According to Michel Ferrary, professor of Human Resource Management at SKEMA Business School, France, and creator of the Femina Index, there is evidence that having women in senior management and board level positions, improves stock market performance. His research has shown that companies whose management teams are at least 35 per cent female, performed better during the financial crisis than more masculinised teams.
Additionally, Cary Cooper, Distinguished Professor of Organizational Psychology & Health at Lancaster University Management School, claims that it is both men and women’s attitudes to women in executive positions that stop many woman from taking that final leap into the boardroom and causes many at senior level to drop out. “It may be because men feel threatened so they play organisational politics to scare women off.” he says.
Even without this, Professor Cooper says some women may see the male-dominated politicking that characterises the higher levels of many organisations as unattractive and just opt out.
Alternatively women may be content to stay where they are. “Many great middle-tier female managers who could easily rise to the very top simply don’t.” says Cooper.
Another issue is the fact that women are less likely than men to draw attention to their successes. “Women do not promote themselves and their successes as much as men.

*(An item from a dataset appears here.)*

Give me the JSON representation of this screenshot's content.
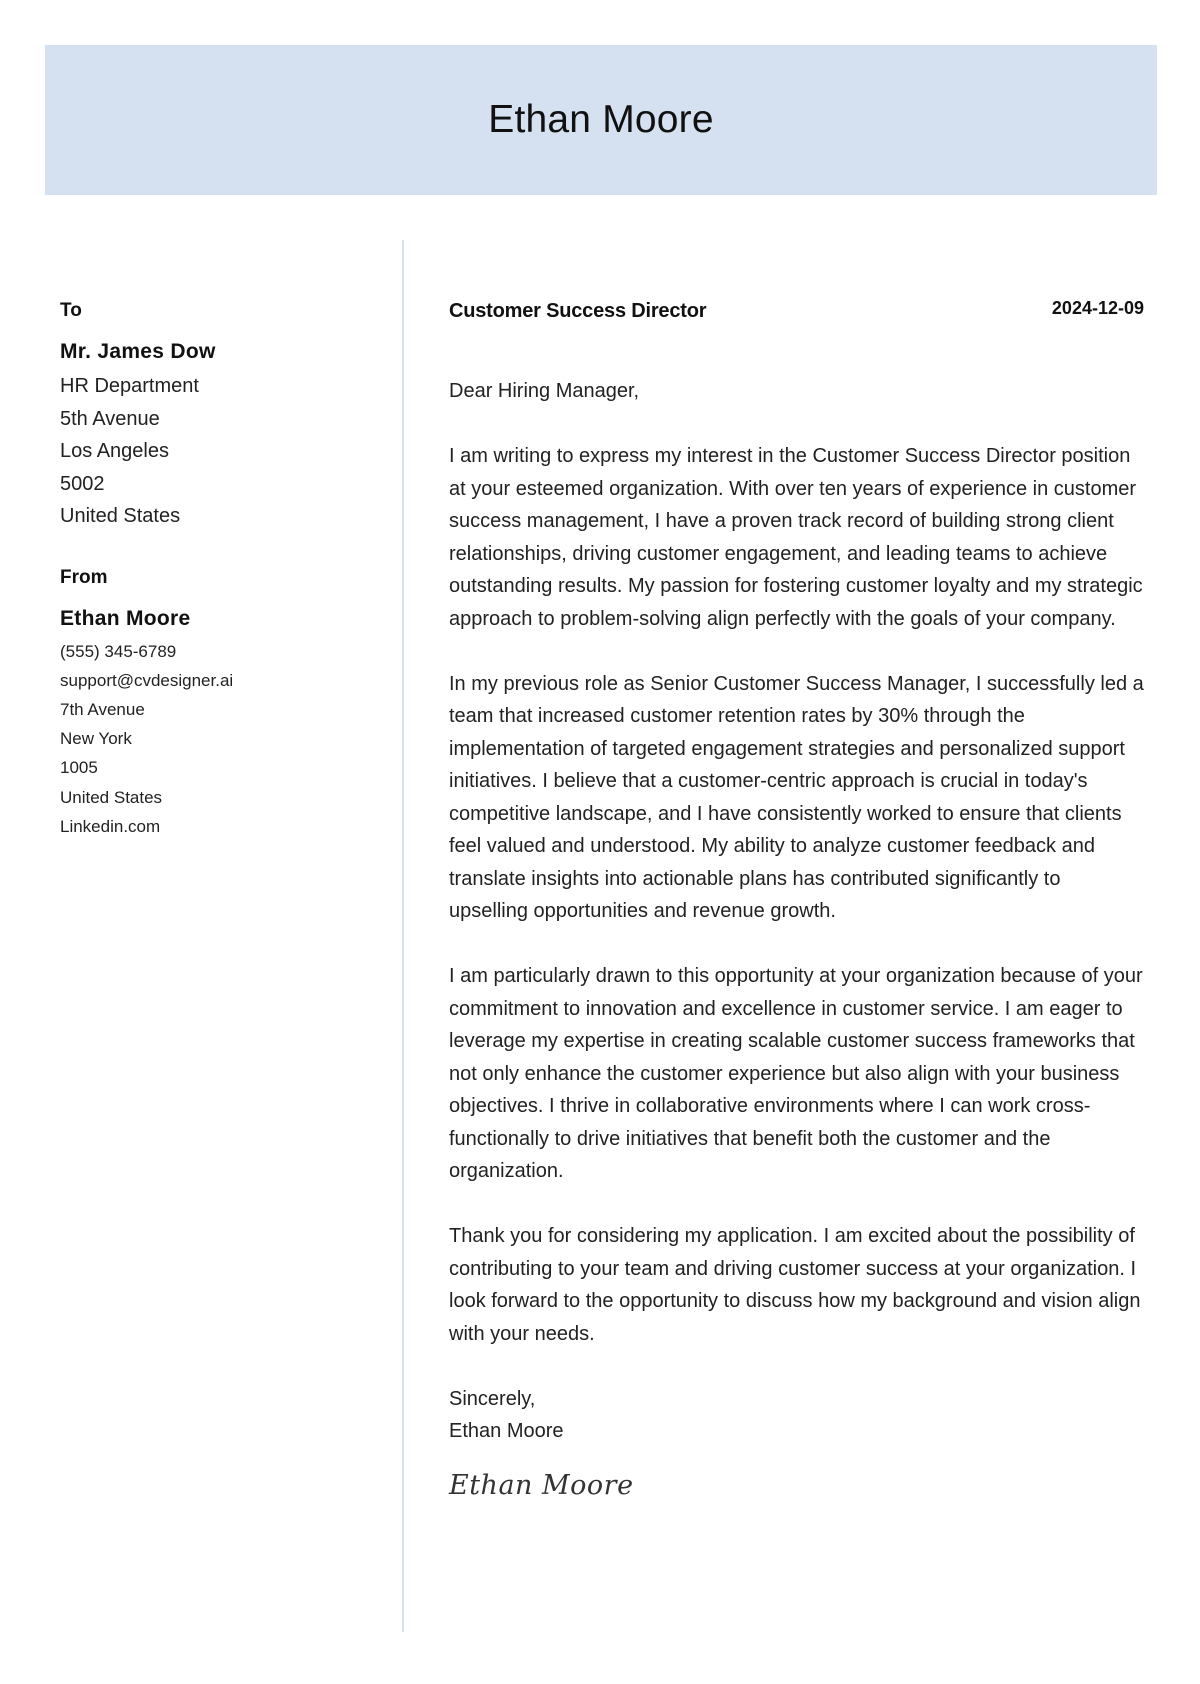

They feel that their performance is noted without that – which may not be the case.”
Although tempting to assume that women fail to promote themselves because of a lack of self-confidence, while self-confident men wave their success in the faces of superiors, Professor Cooper says it is the other way around.
“Deep down men are less self-confident that they tend to talk themselves up,” says Cooper. Women meanwhile, are more likely to be content simply knowing that they have done a good job without needing to shout about it. As a result their successes are less likely to be known about at the top. “Women need to talk up their successes.” he says.